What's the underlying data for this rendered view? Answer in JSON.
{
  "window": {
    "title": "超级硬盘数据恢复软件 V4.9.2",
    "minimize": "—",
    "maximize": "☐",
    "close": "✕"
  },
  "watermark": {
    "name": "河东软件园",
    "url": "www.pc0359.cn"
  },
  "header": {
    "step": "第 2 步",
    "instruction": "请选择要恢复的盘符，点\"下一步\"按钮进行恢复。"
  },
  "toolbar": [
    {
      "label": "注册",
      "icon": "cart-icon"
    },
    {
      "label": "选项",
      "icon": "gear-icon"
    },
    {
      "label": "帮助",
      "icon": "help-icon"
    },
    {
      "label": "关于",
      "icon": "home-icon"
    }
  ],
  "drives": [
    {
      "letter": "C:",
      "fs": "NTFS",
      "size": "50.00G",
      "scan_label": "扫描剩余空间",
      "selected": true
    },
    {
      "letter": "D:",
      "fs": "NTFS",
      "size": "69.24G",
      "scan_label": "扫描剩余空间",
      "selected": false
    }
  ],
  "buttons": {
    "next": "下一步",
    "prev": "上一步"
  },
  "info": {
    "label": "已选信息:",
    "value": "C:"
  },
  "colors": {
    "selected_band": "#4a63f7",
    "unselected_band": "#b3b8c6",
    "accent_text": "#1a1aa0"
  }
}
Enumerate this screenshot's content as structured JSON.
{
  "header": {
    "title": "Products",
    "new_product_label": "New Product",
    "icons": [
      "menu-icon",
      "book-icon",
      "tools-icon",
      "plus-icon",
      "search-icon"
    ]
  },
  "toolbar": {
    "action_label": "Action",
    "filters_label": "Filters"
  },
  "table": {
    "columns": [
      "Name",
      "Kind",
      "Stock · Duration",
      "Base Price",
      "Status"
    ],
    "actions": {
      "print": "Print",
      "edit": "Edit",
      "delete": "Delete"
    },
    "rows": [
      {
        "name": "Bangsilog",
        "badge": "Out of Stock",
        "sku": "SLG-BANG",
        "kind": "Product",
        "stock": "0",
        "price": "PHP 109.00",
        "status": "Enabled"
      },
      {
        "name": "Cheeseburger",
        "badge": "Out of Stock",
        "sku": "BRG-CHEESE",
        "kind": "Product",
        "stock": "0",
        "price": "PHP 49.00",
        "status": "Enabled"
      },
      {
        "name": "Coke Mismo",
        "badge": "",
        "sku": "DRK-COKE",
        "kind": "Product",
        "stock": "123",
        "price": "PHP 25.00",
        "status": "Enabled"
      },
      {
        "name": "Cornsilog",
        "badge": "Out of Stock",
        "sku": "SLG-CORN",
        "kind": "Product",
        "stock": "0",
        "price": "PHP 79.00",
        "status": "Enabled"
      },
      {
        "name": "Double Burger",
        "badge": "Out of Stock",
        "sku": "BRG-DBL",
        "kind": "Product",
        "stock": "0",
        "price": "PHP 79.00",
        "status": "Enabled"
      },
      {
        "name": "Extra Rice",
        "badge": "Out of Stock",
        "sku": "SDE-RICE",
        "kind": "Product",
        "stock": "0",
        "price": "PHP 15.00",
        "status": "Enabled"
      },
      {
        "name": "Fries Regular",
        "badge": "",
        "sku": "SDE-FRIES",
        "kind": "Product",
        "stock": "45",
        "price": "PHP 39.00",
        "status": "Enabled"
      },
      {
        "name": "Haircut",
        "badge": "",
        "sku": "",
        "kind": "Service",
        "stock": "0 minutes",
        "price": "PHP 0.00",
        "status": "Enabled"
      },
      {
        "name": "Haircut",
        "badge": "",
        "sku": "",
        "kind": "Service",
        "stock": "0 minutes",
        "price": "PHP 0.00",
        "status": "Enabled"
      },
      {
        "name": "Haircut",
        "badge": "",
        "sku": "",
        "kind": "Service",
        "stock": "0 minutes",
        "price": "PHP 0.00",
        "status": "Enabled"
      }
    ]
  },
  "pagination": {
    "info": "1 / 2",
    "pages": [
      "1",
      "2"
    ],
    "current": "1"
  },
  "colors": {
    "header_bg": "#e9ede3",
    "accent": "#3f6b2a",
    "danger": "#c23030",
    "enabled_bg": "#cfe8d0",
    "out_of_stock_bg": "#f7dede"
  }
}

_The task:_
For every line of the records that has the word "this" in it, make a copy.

_Task response:_
What's the underlying data for this rendered view? Answer in JSON.
Enumerate this screenshot's content as structured JSON.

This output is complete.